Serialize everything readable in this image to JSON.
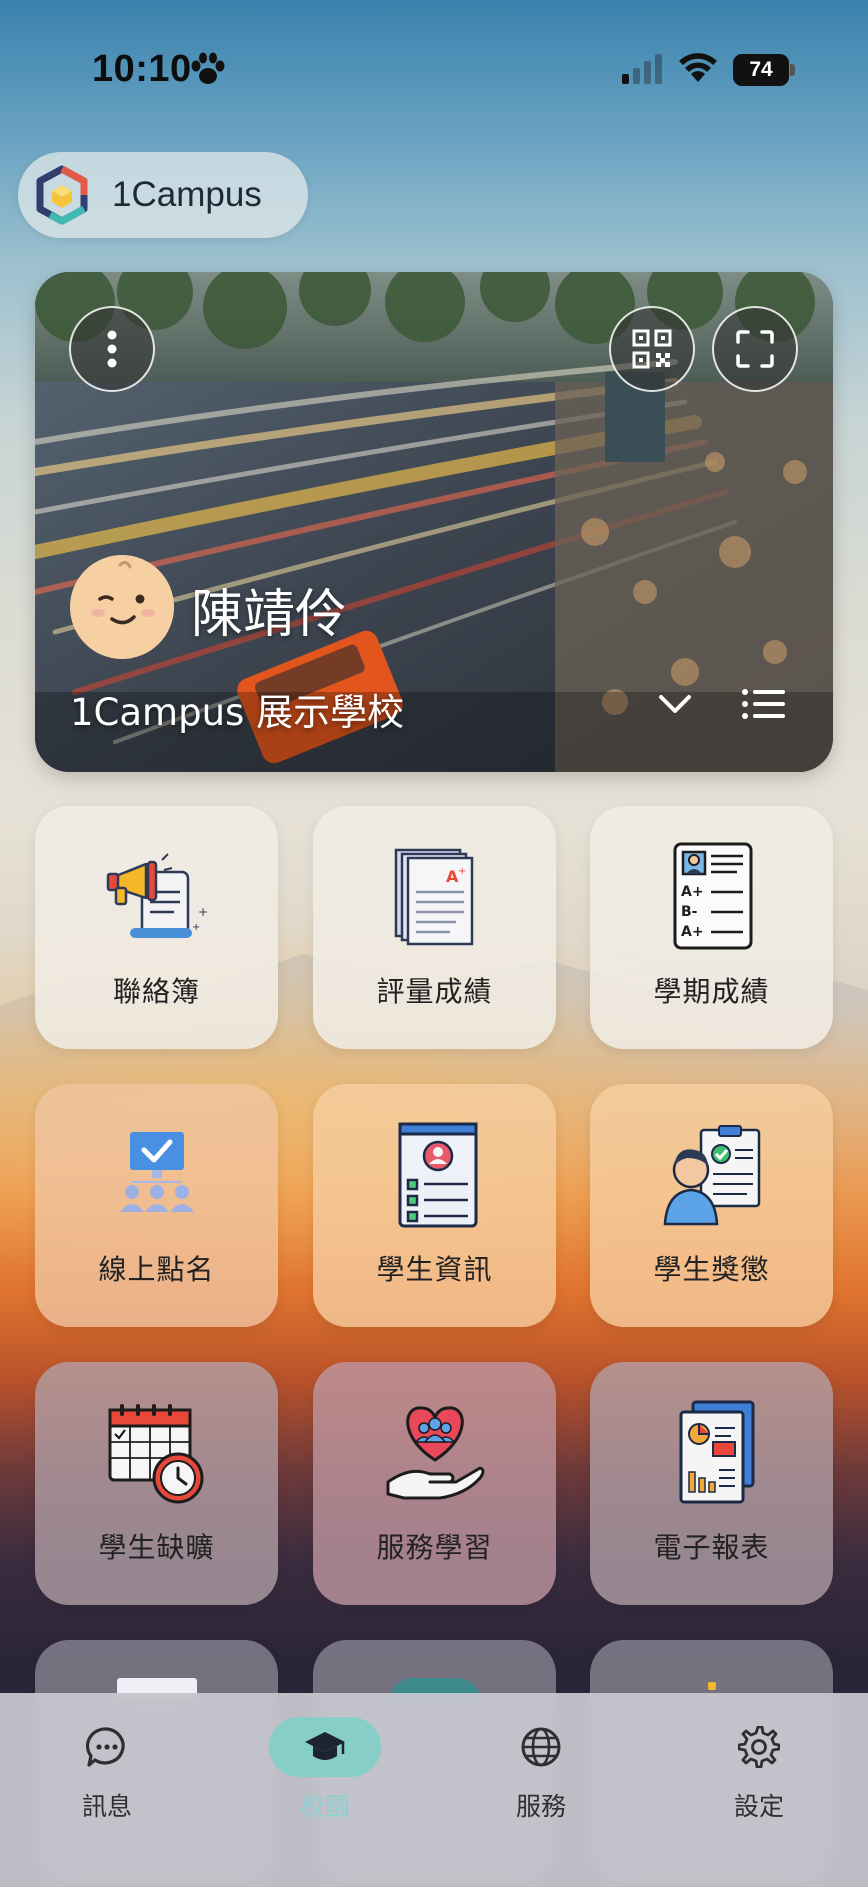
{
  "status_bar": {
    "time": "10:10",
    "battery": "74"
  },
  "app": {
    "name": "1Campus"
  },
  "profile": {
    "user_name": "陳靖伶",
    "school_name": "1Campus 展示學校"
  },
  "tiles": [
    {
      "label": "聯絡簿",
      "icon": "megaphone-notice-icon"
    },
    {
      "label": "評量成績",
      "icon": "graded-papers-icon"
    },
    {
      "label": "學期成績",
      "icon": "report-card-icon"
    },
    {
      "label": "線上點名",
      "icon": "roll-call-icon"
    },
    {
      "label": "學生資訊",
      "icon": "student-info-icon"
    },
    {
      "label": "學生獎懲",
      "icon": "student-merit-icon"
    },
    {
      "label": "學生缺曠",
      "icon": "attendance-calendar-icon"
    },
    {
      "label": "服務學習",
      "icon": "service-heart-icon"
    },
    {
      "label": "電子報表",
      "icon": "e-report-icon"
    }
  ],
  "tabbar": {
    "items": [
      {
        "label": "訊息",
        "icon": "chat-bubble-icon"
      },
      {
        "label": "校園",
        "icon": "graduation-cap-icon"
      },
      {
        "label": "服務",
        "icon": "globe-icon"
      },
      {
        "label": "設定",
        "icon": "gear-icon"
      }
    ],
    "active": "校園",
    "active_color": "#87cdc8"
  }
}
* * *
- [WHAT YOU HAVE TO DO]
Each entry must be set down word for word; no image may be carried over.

- [RESULT OF THIS TASK]
Serialize everything readable in this image to JSON.
{
  "status_bar": {
    "time": "10:10",
    "battery": "74"
  },
  "app": {
    "name": "1Campus"
  },
  "profile": {
    "user_name": "陳靖伶",
    "school_name": "1Campus 展示學校"
  },
  "tiles": [
    {
      "label": "聯絡簿",
      "icon": "megaphone-notice-icon"
    },
    {
      "label": "評量成績",
      "icon": "graded-papers-icon"
    },
    {
      "label": "學期成績",
      "icon": "report-card-icon"
    },
    {
      "label": "線上點名",
      "icon": "roll-call-icon"
    },
    {
      "label": "學生資訊",
      "icon": "student-info-icon"
    },
    {
      "label": "學生獎懲",
      "icon": "student-merit-icon"
    },
    {
      "label": "學生缺曠",
      "icon": "attendance-calendar-icon"
    },
    {
      "label": "服務學習",
      "icon": "service-heart-icon"
    },
    {
      "label": "電子報表",
      "icon": "e-report-icon"
    }
  ],
  "tabbar": {
    "items": [
      {
        "label": "訊息",
        "icon": "chat-bubble-icon"
      },
      {
        "label": "校園",
        "icon": "graduation-cap-icon"
      },
      {
        "label": "服務",
        "icon": "globe-icon"
      },
      {
        "label": "設定",
        "icon": "gear-icon"
      }
    ],
    "active": "校園",
    "active_color": "#87cdc8"
  }
}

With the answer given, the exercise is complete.